And 2 more authors.
American Journal of Kidney Diseases | Year: 2010

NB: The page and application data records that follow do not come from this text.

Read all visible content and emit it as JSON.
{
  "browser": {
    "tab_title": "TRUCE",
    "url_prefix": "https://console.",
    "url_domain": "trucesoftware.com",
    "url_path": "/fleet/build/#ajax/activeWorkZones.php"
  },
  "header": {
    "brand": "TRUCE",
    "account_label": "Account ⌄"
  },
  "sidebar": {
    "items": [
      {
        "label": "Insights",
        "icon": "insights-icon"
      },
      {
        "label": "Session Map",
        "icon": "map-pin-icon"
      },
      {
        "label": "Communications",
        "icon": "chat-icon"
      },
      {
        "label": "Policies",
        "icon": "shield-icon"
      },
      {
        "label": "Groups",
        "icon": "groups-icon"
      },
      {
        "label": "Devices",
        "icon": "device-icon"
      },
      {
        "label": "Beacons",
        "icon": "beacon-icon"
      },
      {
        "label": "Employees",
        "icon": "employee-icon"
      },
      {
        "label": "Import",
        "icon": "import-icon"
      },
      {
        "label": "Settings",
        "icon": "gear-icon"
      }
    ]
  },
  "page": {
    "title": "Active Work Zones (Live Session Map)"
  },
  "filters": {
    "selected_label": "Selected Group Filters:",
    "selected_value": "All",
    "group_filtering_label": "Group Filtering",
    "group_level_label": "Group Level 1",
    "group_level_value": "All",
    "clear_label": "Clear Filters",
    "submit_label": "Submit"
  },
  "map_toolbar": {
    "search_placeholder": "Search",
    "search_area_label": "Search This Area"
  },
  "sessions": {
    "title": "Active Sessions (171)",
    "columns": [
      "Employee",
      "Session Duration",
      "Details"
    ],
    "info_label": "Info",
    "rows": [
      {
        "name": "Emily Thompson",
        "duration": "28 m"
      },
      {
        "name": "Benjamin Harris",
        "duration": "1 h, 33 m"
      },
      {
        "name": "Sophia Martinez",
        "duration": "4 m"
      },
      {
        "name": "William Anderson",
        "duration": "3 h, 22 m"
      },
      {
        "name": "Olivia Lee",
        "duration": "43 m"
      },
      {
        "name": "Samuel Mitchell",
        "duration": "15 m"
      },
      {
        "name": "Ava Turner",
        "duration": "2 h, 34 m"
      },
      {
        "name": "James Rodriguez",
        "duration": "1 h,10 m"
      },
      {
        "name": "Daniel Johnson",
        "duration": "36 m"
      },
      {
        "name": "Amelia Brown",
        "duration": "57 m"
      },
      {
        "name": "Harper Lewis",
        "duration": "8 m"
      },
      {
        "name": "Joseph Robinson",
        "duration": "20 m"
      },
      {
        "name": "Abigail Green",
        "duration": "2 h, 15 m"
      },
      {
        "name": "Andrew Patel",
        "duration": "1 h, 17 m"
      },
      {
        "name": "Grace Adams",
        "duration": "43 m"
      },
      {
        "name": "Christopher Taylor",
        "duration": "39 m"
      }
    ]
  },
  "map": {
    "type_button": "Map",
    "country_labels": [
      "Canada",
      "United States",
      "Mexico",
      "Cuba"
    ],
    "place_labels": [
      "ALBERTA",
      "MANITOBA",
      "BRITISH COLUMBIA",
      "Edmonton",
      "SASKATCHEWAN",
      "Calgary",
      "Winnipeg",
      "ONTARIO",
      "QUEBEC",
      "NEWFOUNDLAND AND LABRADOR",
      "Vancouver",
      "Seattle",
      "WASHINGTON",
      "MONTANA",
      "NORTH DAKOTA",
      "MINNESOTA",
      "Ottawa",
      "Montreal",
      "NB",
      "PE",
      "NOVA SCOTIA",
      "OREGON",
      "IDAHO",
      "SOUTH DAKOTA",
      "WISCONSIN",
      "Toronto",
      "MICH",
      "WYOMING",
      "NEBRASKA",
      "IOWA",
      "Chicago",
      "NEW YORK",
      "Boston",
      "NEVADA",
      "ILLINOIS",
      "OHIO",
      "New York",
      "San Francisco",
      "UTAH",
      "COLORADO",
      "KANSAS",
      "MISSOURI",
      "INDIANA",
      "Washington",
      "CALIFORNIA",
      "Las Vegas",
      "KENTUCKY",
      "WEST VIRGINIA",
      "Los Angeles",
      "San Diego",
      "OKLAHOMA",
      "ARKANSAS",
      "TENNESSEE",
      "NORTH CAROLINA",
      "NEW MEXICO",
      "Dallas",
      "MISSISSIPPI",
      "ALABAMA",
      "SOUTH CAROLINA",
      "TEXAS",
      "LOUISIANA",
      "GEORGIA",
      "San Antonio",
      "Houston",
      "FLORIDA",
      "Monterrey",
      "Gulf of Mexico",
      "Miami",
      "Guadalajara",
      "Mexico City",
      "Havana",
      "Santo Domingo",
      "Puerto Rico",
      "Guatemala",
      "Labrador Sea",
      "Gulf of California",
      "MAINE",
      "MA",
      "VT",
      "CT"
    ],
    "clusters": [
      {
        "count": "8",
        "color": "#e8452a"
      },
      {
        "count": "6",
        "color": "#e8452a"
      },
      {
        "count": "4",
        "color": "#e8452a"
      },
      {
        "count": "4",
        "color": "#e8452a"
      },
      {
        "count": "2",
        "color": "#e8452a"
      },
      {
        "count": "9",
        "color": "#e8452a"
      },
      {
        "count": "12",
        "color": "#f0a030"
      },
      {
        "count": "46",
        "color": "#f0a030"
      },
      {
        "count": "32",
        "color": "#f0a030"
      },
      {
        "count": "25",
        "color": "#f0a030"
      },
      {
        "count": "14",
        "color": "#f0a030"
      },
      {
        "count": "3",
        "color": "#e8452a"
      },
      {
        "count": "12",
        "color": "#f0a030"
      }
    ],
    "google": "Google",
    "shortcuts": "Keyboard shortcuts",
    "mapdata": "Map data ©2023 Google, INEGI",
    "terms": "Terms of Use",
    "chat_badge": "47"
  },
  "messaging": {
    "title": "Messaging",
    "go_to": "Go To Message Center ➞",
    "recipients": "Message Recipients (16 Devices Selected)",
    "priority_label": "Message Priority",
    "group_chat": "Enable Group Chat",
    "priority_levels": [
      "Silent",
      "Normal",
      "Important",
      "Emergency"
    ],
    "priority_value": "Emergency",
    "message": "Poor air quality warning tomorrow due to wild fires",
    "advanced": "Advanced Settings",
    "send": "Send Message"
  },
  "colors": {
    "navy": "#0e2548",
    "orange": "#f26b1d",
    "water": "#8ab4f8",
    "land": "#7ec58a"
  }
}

Background: The Chronic Kidney Disease Epidemiology Collaboration (CKD-EPI) is more accurate than the Modification of Diet in Renal Disease (MDRD) Study equation. We applied both equations in a cohort representative of the Australian adult population. Study Design: Population-based cohort study. Setting & Participants: 11,247 randomly selected noninstitutionalized Australians aged ≥ 25 years who attended a physical examination during the baseline AusDiab (Australian Diabetes, Obesity and Lifestyle) Study survey. Predictors & Outcomes: Glomerular filtration rate (GFR) was estimated using the MDRD Study and CKD-EPI equations. Kidney damage was defined as urine albumin-creatinine ratio ≥ 2.5 mg/mmol in men and ≥ 3.5 mg/mmol in women or urine protein-creatinine ratio ≥ 0.20 mg/mg. Chronic kidney disease (CKD) was defined as estimated GFR (eGFR) ≥ 60 mL/min/1.73 m2 or kidney damage. Participants were classified into 3 mutually exclusive subgroups: CKD according to both equations; CKD according to the MDRD Study equation, but no CKD according to the CKD-EPI equation; and no CKD according to both equations. All-cause mortality was examined in subgroups with and without CKD. Measurements: Serum creatinine and urinary albumin, protein, and creatinine measured on a random spot morning urine sample. Results: 266 participants identified as having CKD according to the MDRD Study equation were reclassified to no CKD according to the CKD-EPI equation (estimated prevalence, 1.9%; 95% CI, 1.4-2.6). All had an eGFR ≥ 45 mL/min/1.73 m2 using the MDRD Study equation. Reclassified individuals were predominantly women with a favorable cardiovascular risk profile. The proportion of reclassified individuals with a Framingham-predicted 10-year cardiovascular risk ≥ 30% was 7.2% compared with 7.9% of the group with no CKD according to both equations and 45.3% of individuals retained in stage 3a using both equations. There was no evidence of increased all-cause mortality in the reclassified group (age- and sex-adjusted hazard ratio vs no CKD, 1.01; 95% CI, 0.62-1.97). Using the MDRD Study equation, the prevalence of CKD in the Australian population aged ≥ 25 years was 13.4% (95% CI, 11.1-16.1). Using the CKD-EPI equation, the prevalence was 11.5% (95% CI, 9.42-14.1). Limitations: Single measurements of serum creatinine and urinary markers. Conclusions: The lower estimated prevalence of CKD using the CKD-EPI equation is caused by reclassification of low-risk individuals. © 2010 National Kidney Foundation, Inc.